Why is SIP trunking better than PRI and BRI?
SIP trunking offers substantial cost benefits over PRI (Primary Rate Interface). The flexibility of SIP also means that business growth opportunities, features, presence and integration aren't precluded by dead technology. PRI is dead and was dead almost from its start. "It's some dumb network (ISDN)" is what people in the industry call it.
The PRI is a glorified T1, and the development of ISDN (Integrated Services Digital Network) was primarily for the carrier's benefit. Having used PRI and BRI (Basic Rate Interface) since their inception in the U.S., there's no looking back. Let me explain.
No one can rationally dismiss the cost benefits and savings of SIP trunks over anything that traditional carriers have to offer. I can buy direct inward dialing (DID) numbers when and where I need them in order to expand my business presence without having a local office in that city. The lower cost of doing business with SIP trunks has added benefits: flexible bandwidth and bandwidth management for all my communications needs. Technically speaking, PRIs and T1s are just noisy copper pairs that carry premium price tags.
Unless you live in Australia or some South Pacific locations, BRI isn't faring against SIP trunks since 128 kbps is no match for the unbridled bandwidth that consumers and businesses demand. What happens when the PRI/BRI or T1 goes down? Businesses have multiple Internet connections that serve as failover -- yet another advantage of SIP trunks. Organizations should leverage bandwidth and harden network infrastructures (if they aren't already) in preparation for kicking out PRI. PRI only profits the carriers.
Dig Deeper on VoIP and IP telephony
Related Q&A from Matt Brunk
Telecom expert Matt Brunk explains the uses for a jitter buffer on a VoIP network and the importance of configuring it properly. Continue Reading
Expert Matt Brunk explains how a volts direct current signal is used in telecommunications.

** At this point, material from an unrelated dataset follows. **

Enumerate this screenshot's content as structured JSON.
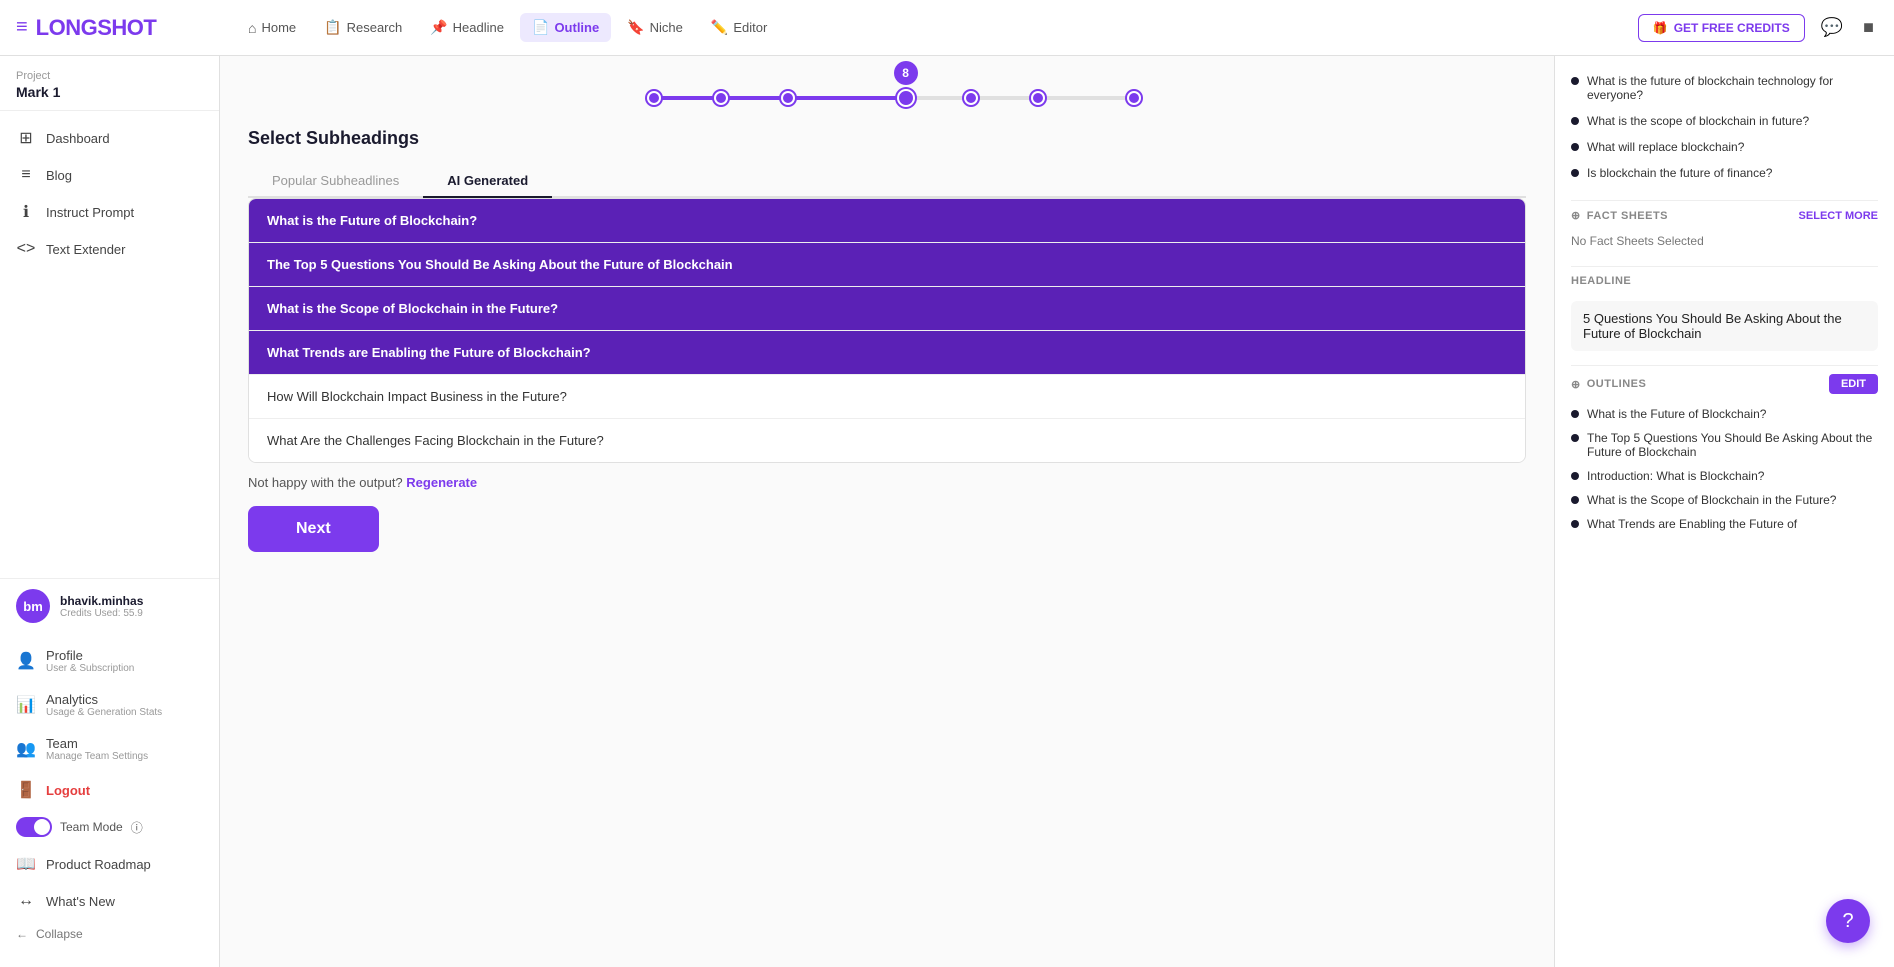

Continue Reading
SIP trunking is not perfect, but it has more options and features compared to what traditional phone companies offer, says UC expert Matt Brunk. Continue Reading